Miller was also against the 24-hour noise he said trucks would bring to the area. “The noise never stops,” he said. “In reality there is no barrier that anyone can erect to stop the noise and vibration of semi-truck trailers.” The diesel fuel fumes could “cause cancer” Miller said.
Miller added that the fumes would not only be in the immediate area of the truck stop, but also drift to nearby Akron Children’s Hospital, negatively impacting patients, doctors and staff.
“Our planning commission will literally be putting lives at risk,” Miller said. According to Miller the proposed truck stop also could cause a “domino effect.”
“It’s a magnet for other businesses like service stations that sell tires and service trucks,” Miller said. “Not the kind of businesses other businesses want to be around. With respect to those people, nobody has a problem with that.”
And it is not just Miller. More than 250 residents signed a petition against the truck stop, Miller said.
“You need to do the right thing,” he said to Council. Jeff Marsh, a pulmonologist, was also against the proposed truck stop.
Marsh, like previous speakers, said he was worried about the health dangers diesel fumes could cause.
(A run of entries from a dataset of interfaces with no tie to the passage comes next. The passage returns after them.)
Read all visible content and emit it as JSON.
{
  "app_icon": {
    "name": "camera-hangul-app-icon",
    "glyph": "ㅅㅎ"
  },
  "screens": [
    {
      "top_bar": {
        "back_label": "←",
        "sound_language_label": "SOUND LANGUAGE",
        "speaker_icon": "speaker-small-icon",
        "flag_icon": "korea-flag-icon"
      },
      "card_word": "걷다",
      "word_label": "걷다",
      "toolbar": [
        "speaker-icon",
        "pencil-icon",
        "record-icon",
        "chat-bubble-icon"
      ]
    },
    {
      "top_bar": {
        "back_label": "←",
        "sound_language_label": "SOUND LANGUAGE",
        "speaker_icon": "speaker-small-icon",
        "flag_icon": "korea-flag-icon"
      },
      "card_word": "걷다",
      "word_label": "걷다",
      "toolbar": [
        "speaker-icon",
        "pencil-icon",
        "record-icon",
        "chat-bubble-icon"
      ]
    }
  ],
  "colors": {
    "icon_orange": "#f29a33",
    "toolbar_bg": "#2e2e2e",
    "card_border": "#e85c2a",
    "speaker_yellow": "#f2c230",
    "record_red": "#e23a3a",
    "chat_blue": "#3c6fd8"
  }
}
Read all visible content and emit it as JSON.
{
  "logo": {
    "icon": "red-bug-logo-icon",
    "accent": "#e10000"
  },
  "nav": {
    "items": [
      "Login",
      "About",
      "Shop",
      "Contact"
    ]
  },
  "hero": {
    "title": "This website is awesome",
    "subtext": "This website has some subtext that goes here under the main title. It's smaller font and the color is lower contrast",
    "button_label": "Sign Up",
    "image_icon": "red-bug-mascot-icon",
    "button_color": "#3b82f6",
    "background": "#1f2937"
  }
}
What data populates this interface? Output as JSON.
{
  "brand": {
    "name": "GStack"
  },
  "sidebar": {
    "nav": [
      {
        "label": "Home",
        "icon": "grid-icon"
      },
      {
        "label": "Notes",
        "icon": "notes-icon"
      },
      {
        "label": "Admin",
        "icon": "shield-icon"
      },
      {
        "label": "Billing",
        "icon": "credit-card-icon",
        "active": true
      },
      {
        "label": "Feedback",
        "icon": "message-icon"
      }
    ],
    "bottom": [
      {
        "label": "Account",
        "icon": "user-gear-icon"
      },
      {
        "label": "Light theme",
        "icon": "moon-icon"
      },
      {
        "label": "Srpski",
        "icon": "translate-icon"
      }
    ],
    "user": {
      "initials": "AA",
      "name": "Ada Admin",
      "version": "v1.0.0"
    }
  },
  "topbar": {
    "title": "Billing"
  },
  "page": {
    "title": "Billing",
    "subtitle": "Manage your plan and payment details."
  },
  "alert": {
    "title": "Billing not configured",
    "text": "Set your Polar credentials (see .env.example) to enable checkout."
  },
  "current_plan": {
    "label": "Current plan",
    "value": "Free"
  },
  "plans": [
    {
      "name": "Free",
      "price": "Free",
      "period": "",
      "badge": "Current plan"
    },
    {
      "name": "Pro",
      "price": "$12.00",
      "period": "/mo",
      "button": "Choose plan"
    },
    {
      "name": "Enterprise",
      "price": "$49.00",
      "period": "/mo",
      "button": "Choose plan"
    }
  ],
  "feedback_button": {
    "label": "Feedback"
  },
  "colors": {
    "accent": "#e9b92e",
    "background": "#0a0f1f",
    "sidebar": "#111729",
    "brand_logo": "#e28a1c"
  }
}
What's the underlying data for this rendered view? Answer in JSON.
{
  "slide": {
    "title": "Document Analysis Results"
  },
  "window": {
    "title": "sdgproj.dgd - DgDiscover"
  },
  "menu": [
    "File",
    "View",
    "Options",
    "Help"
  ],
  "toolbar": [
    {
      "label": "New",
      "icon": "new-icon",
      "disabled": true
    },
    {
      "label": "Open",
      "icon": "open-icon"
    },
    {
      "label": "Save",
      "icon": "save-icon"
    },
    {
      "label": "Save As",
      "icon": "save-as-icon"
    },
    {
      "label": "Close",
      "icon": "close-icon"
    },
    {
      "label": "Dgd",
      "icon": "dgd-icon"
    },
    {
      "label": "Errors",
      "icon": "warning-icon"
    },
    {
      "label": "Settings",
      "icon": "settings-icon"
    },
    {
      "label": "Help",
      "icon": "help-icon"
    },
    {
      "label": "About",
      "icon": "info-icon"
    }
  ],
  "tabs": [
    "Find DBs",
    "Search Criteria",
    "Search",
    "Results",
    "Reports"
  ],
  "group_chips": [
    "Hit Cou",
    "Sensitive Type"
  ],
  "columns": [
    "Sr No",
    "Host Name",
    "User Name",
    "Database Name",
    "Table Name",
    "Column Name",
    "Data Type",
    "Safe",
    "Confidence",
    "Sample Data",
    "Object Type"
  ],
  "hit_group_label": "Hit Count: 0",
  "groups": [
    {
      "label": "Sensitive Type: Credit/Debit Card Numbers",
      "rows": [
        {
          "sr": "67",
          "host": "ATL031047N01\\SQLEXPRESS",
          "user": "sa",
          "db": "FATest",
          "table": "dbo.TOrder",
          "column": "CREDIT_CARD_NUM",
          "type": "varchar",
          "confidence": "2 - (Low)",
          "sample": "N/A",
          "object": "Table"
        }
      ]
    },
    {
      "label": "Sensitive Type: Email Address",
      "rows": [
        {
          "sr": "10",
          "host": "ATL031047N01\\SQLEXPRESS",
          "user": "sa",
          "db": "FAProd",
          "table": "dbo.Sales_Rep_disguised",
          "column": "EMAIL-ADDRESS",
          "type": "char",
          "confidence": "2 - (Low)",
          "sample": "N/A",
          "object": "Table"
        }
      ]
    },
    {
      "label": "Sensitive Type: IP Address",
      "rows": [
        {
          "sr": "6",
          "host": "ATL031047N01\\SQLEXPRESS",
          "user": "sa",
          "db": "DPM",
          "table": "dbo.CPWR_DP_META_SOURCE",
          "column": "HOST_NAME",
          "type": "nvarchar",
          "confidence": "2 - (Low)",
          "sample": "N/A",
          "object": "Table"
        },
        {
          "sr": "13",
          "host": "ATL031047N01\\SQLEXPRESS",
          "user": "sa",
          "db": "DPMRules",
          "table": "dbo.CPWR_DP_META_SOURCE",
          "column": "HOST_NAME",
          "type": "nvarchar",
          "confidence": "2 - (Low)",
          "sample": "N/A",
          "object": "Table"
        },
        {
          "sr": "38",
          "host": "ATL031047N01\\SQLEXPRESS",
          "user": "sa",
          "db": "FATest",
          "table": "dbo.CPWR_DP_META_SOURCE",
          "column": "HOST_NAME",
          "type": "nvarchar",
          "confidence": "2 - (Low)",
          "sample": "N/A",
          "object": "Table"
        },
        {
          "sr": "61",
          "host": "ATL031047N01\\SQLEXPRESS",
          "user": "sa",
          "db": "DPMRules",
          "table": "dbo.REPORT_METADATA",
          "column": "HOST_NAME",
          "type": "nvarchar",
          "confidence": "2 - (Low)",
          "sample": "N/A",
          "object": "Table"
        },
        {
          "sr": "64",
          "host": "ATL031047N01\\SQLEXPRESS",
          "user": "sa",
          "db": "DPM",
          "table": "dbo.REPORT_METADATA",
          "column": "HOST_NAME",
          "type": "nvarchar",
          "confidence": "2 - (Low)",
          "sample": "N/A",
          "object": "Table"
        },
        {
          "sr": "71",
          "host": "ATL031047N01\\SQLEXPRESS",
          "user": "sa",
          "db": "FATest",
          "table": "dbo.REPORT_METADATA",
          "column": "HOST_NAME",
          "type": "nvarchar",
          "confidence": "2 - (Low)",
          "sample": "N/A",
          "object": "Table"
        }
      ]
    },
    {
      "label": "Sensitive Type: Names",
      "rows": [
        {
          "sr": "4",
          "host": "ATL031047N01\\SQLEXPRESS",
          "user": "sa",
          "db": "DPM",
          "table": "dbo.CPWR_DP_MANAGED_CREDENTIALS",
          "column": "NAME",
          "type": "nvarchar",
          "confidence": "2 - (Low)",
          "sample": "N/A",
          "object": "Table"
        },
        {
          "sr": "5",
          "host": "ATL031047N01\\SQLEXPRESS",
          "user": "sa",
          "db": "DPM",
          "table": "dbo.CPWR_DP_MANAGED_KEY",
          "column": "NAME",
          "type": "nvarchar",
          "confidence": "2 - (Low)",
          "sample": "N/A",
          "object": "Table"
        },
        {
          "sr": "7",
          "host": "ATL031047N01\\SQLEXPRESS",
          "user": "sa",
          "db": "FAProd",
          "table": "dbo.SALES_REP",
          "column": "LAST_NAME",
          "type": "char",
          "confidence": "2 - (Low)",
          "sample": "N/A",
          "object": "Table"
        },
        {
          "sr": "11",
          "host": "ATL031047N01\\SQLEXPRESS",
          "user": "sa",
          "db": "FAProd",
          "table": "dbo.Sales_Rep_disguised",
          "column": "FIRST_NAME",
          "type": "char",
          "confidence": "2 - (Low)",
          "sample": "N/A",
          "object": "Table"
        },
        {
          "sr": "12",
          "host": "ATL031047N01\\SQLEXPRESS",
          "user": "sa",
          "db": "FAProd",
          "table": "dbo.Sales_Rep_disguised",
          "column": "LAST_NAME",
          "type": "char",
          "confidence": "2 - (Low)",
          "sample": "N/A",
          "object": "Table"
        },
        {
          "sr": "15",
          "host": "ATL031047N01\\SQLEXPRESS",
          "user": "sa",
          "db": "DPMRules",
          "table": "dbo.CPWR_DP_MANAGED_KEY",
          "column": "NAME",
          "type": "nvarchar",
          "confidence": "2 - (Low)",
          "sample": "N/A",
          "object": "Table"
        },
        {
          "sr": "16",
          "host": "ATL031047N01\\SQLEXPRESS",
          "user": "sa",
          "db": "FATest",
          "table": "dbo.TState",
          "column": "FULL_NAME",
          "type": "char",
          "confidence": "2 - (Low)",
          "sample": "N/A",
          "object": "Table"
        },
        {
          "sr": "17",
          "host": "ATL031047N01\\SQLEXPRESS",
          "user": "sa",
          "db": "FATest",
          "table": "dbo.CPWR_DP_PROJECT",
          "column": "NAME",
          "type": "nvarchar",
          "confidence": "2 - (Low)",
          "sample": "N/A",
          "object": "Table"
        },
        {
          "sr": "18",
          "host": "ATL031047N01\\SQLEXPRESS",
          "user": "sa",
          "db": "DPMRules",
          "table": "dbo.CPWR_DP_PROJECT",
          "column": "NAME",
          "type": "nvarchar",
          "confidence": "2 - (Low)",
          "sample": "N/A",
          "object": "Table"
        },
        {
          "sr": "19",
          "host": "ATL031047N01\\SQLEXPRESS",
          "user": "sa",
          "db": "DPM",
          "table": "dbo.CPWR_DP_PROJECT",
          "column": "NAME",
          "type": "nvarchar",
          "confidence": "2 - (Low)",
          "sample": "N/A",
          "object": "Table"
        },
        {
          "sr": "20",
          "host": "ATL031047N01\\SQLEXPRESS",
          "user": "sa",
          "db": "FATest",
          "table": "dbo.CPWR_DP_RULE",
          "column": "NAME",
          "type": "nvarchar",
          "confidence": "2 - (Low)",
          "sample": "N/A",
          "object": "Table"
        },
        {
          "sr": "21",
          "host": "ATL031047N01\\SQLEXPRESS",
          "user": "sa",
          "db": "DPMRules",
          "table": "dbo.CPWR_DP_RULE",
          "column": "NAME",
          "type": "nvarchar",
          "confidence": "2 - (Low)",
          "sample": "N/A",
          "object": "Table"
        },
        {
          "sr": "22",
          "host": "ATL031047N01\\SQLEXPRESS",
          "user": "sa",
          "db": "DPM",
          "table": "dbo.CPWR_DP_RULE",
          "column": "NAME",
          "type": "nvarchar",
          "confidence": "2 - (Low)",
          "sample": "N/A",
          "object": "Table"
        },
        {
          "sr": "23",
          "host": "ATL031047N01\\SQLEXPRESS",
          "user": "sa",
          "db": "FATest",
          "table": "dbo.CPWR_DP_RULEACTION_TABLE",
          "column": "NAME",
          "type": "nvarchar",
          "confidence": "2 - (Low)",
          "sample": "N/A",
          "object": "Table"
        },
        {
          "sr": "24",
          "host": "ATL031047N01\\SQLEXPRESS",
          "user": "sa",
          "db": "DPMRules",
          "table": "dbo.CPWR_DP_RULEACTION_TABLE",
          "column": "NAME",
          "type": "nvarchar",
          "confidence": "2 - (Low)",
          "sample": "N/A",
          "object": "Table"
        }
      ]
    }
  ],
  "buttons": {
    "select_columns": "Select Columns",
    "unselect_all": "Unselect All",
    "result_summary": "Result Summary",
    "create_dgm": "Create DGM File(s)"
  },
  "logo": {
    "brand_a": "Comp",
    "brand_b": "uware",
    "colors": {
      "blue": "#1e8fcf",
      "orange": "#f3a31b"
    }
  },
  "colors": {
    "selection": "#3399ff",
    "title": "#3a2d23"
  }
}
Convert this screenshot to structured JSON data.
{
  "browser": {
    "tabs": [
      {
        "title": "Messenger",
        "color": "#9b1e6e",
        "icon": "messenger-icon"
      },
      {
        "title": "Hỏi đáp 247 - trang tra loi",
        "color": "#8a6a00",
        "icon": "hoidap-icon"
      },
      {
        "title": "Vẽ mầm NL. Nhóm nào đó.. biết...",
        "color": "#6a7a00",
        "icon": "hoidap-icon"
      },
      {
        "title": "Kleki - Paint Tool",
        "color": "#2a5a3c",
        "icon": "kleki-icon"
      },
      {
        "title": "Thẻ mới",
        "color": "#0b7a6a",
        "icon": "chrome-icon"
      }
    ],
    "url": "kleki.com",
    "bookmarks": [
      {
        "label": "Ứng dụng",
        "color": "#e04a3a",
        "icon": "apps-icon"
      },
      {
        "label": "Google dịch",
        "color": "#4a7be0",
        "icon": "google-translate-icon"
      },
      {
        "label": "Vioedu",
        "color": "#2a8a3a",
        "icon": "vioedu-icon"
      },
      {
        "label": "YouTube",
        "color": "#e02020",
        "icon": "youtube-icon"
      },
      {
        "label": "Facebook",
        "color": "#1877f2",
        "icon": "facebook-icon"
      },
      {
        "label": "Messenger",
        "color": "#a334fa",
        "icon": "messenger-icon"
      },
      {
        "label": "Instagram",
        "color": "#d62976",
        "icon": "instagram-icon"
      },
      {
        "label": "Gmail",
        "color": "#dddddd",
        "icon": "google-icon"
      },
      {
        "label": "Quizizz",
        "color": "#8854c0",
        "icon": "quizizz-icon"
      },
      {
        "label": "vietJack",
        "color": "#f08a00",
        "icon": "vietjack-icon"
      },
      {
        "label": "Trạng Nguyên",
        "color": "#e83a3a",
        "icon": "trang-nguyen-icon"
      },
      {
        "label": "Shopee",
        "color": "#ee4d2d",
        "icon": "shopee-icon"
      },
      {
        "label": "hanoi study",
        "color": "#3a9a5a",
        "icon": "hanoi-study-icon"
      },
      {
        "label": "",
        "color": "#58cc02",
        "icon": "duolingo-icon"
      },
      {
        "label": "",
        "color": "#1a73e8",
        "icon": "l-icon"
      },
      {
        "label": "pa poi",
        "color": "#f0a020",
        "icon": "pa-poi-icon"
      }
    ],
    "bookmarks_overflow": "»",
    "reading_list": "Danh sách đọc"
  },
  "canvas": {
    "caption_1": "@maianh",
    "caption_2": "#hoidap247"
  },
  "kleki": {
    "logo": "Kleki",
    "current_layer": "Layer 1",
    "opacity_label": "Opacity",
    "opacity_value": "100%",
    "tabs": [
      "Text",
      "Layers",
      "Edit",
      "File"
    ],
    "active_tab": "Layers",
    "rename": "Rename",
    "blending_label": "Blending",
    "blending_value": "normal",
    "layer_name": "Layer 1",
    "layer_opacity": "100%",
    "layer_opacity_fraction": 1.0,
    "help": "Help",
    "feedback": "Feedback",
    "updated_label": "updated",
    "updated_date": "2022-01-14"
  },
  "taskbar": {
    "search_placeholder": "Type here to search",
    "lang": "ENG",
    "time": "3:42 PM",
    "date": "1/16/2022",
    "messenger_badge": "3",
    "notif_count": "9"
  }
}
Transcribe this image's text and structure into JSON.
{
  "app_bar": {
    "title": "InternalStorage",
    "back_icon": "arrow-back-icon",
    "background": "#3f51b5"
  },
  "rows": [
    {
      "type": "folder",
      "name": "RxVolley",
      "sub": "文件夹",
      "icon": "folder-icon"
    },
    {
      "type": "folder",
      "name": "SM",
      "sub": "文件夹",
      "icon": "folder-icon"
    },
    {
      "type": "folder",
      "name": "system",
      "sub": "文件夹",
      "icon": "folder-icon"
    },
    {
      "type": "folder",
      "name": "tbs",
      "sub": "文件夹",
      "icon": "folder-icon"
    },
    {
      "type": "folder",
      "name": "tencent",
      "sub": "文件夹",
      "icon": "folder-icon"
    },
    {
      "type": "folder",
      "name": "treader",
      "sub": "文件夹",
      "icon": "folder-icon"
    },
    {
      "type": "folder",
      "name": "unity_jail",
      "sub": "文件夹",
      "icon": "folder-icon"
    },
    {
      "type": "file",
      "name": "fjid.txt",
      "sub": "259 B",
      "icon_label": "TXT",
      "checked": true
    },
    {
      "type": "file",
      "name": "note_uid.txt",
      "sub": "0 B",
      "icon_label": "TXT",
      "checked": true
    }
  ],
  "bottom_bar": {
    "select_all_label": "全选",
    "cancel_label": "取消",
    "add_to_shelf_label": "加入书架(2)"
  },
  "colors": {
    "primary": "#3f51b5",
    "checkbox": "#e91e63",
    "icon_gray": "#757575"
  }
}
As well as bringing potential crime to the village.
“We worry about the potential of drug, and human trafficking, [which could be] brought into our neighborhoods and distract the attention of our first responders,” Marsh said.
The Sheetz proposal is seen as a “reactionary response to a perceived lack of options rather than a clear vision of our community’s positive growth,” according to Marsh.
Marsh added the proposed conditional-use truck stop does not meet either the standards set down in the charter or the plans of the Hines Hill Road Corridor Overlay.
No business would want to build “in the shadow of a chemical haze that will hang over this property.” he added.
One resident, who said he was a former truck driver, was also against the proposed truck stop. “I know what these places are like,” he said. “They have piss bottles in them and driver’s crap all over the place. All kinds of litter and crime, prostitution and what have you.”
Tania Nemer is an attorney who has defended victims of human trafficking and worked as a prosecutor with the Summit County Prosecutor’s Office. “Human trafficking will occur at this truck stop” according to Nemer.
“Ohio is the top five state in the nation for human trafficking,” Nemer said.
Nemer added that one of the major locations for human trafficking are truck stops.
Other speakers agreed that a truck stop would be bad for the village due to fumes, traffic, crime and aesthetics.
The proposed truck stop issue will be on the Planning Commission’s July 6th agenda.